(05/24/17 6:05am)

Happy week 9, Mirror readers! In keeping with the theme of “performance,” the intrepid editors reflected upon their personal experiences with the performing arts. Lauren described herself as a “theater child” — in her second grade play about the Oregon Trail, she narrated the entire production, serving as the critical character “Old Feller #1.” May recalled her experiences in her middle school’s improv comedy troupe, most notably the time she acted as an idle tree. Lastly, Annette recollected her fifth grade Revolutionary War play in which each student impersonated a different historical figure. Annette, performing as Sybil Ludington, cracked an eye-roll-worthy joke: “Some people think of me as the female Paul Revere, but I prefer to think of him as the male Sybil Ludington,” generating quite a chuckle from an audience of videotaping parents. #peak

Through the Looking Glass: Voices in Film

(05/17/17 6:35am)

This past winter term I interned at Ambulante, an annual nonprofit, documentary film festival held in Mexico City. Mexican actors Gael García Bernal and Diego Luna founded the organization in 2005 as a way to showcase documentary film and feature documentaries from across Mexico. Every year the festival accepts over 100 films from around the world that focus on the theme of the festival. This year the festival’s theme was justice, and the accepted documentaries spoke to the complexities of what justice means and how it manifests itself through films that aim to document the lives of people, a moment or a memory. One of Ambulante’s main goals is to make documentary film accessible to everyone without economic, geographic or educational restraints. This is why most of their screenings are free and take place in community centers and national landmarks around the country.

Hypnotized in Hanover

(05/17/17 6:30am)

It was a typical rainy May afternoon when a certain Marko the Magician and Hypnotist paid Psychology 28, “Cognition,” a special visit. After professor Bill Kelley introduced Marko, the full auditorium was visibly jittery in anticipation of the alleged hypnosis that was about to occur.

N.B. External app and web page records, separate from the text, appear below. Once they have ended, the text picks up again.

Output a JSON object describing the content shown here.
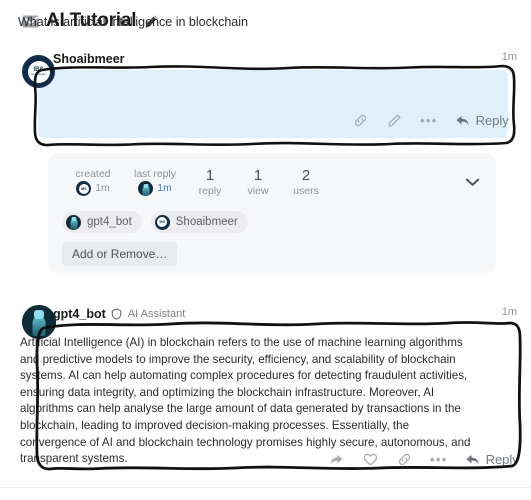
{
  "topic": {
    "title": "AI Tutorial",
    "mail_icon": "mail-icon",
    "edit_icon": "pencil-icon"
  },
  "posts": [
    {
      "username": "Shoaibmeer",
      "user_title": "",
      "timestamp": "1m",
      "body": "What is artificial Intelligence in blockchain",
      "avatar": "shoaibmeer-avatar",
      "actions": {
        "link_label": "link-icon",
        "edit_label": "pencil-icon",
        "more_label": "•••",
        "reply_label": "Reply"
      }
    },
    {
      "username": "gpt4_bot",
      "user_title": "AI Assistant",
      "timestamp": "1m",
      "body": "Artificial Intelligence (AI) in blockchain refers to the use of machine learning algorithms and predictive models to improve the security, efficiency, and scalability of blockchain systems. AI can help automating complex procedures for detecting fraudulent activities, ensuring data integrity, and optimizing the blockchain infrastructure. Moreover, AI algorithms can help analyse the large amount of data generated by transactions in the blockchain, leading to improved decision-making processes. Essentially, the convergence of AI and blockchain technology promises highly secure, autonomous, and transparent systems.",
      "avatar": "gpt4-bot-avatar",
      "actions": {
        "share_label": "share-icon",
        "like_label": "heart-icon",
        "link_label": "link-icon",
        "more_label": "•••",
        "reply_label": "Reply"
      }
    }
  ],
  "stats": {
    "created": {
      "label": "created",
      "value": "1m"
    },
    "last_reply": {
      "label": "last reply",
      "value": "1m"
    },
    "replies": {
      "count": "1",
      "label": "reply"
    },
    "views": {
      "count": "1",
      "label": "view"
    },
    "users": {
      "count": "2",
      "label": "users"
    },
    "collapse_icon": "chevron-down-icon",
    "participants": [
      {
        "name": "gpt4_bot",
        "avatar": "gpt4-bot-avatar"
      },
      {
        "name": "Shoaibmeer",
        "avatar": "shoaibmeer-avatar"
      }
    ],
    "add_remove_label": "Add or Remove…"
  },
  "avatar_seal": {
    "mark": "IBS",
    "sub": "Development"
  },
  "colors": {
    "question_bg": "#dff0fb",
    "panel_bg": "#f6f7f8",
    "link_blue": "#2f80c9",
    "annotation": "#111111"
  }
}
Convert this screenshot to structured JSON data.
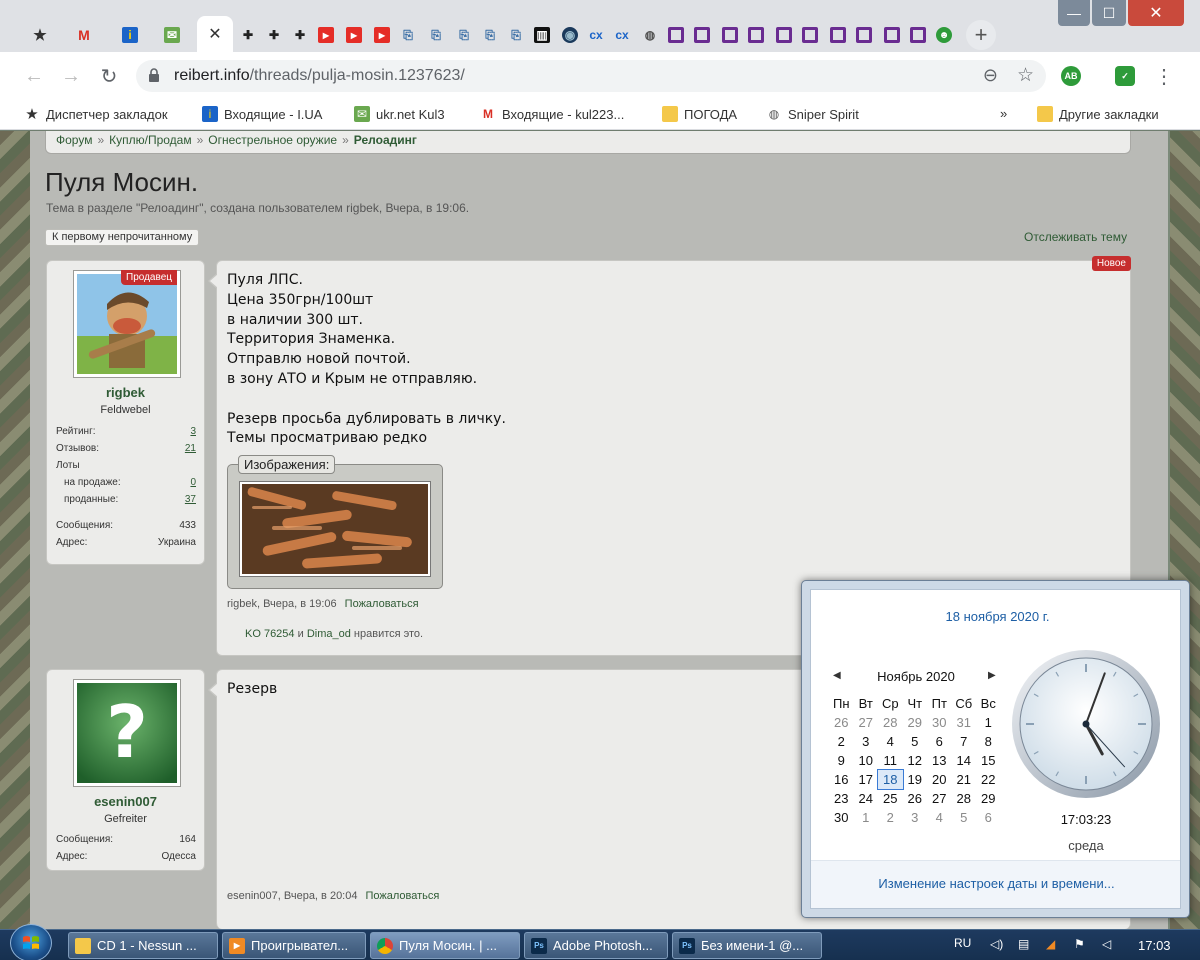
{
  "browser": {
    "active_tab_close": "✕",
    "new_tab": "+",
    "url_host": "reibert.info",
    "url_path": "/threads/pulja-mosin.1237623/",
    "window_controls": {
      "minimize": "—",
      "maximize": "☐",
      "close": "✕"
    },
    "extension_ab": "AB",
    "bookmarks": [
      {
        "label": "Диспетчер закладок",
        "icon": "star-icon"
      },
      {
        "label": "Входящие - I.UA",
        "icon": "iua-icon"
      },
      {
        "label": "ukr.net  Kul3",
        "icon": "ukrnet-icon"
      },
      {
        "label": "Входящие - kul223...",
        "icon": "gmail-icon"
      },
      {
        "label": "ПОГОДА",
        "icon": "folder-icon"
      },
      {
        "label": "Sniper Spirit",
        "icon": "globe-icon"
      }
    ],
    "more_bookmarks": "»",
    "other_bookmarks": "Другие закладки"
  },
  "breadcrumb": {
    "items": [
      "Форум",
      "Куплю/Продам",
      "Огнестрельное оружие"
    ],
    "current": "Релоадинг",
    "separator": "»"
  },
  "thread": {
    "title": "Пуля Мосин.",
    "meta": "Тема в разделе \"Релоадинг\", создана пользователем rigbek, Вчера, в 19:06.",
    "first_unread": "К первому непрочитанному",
    "watch": "Отслеживать тему"
  },
  "posts": [
    {
      "user": {
        "name": "rigbek",
        "title": "Feldwebel",
        "badge": "Продавец",
        "stats": {
          "rating_label": "Рейтинг:",
          "rating": "3",
          "reviews_label": "Отзывов:",
          "reviews": "21",
          "lots_label": "Лоты",
          "on_sale_label": "на продаже:",
          "on_sale": "0",
          "sold_label": "проданные:",
          "sold": "37",
          "messages_label": "Сообщения:",
          "messages": "433",
          "address_label": "Адрес:",
          "address": "Украина"
        }
      },
      "badge_new": "Новое",
      "text": "Пуля ЛПС.\nЦена 350грн/100шт\nв наличии 300 шт.\nТерритория Знаменка.\nОтправлю новой почтой.\nв зону АТО и Крым не отправляю.\n\nРезерв просьба дублировать в личку.\nТемы просматриваю редко",
      "attachments_label": "Изображения:",
      "meta": "rigbek, Вчера, в 19:06",
      "report": "Пожаловаться",
      "likes": {
        "user1": "KO 76254",
        "and": "и",
        "user2": "Dima_od",
        "suffix": "нравится это."
      }
    },
    {
      "user": {
        "name": "esenin007",
        "title": "Gefreiter",
        "stats": {
          "messages_label": "Сообщения:",
          "messages": "164",
          "address_label": "Адрес:",
          "address": "Одесса"
        }
      },
      "text": "Резерв",
      "meta": "esenin007, Вчера, в 20:04",
      "report": "Пожаловаться"
    }
  ],
  "calendar": {
    "date_long": "18 ноября 2020 г.",
    "month": "Ноябрь 2020",
    "prev": "◀",
    "next": "▶",
    "weekdays": [
      "Пн",
      "Вт",
      "Ср",
      "Чт",
      "Пт",
      "Сб",
      "Вс"
    ],
    "weeks": [
      [
        "26",
        "27",
        "28",
        "29",
        "30",
        "31",
        "1"
      ],
      [
        "2",
        "3",
        "4",
        "5",
        "6",
        "7",
        "8"
      ],
      [
        "9",
        "10",
        "11",
        "12",
        "13",
        "14",
        "15"
      ],
      [
        "16",
        "17",
        "18",
        "19",
        "20",
        "21",
        "22"
      ],
      [
        "23",
        "24",
        "25",
        "26",
        "27",
        "28",
        "29"
      ],
      [
        "30",
        "1",
        "2",
        "3",
        "4",
        "5",
        "6"
      ]
    ],
    "today": "18",
    "time": "17:03:23",
    "weekday": "среда",
    "change_link": "Изменение настроек даты и времени..."
  },
  "taskbar": {
    "tasks": [
      {
        "label": "CD 1 - Nessun ...",
        "icon": "folder-icon"
      },
      {
        "label": "Проигрывател...",
        "icon": "player-icon"
      },
      {
        "label": "Пуля Мосин. | ...",
        "icon": "chrome-icon"
      },
      {
        "label": "Adobe Photosh...",
        "icon": "photoshop-icon"
      },
      {
        "label": "Без имени-1 @...",
        "icon": "photoshop-icon"
      }
    ],
    "lang": "RU",
    "time": "17:03"
  }
}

Marko, whose website reads, “Book Now — Marko will blow your mind!?!,” had the students giddy with excitement.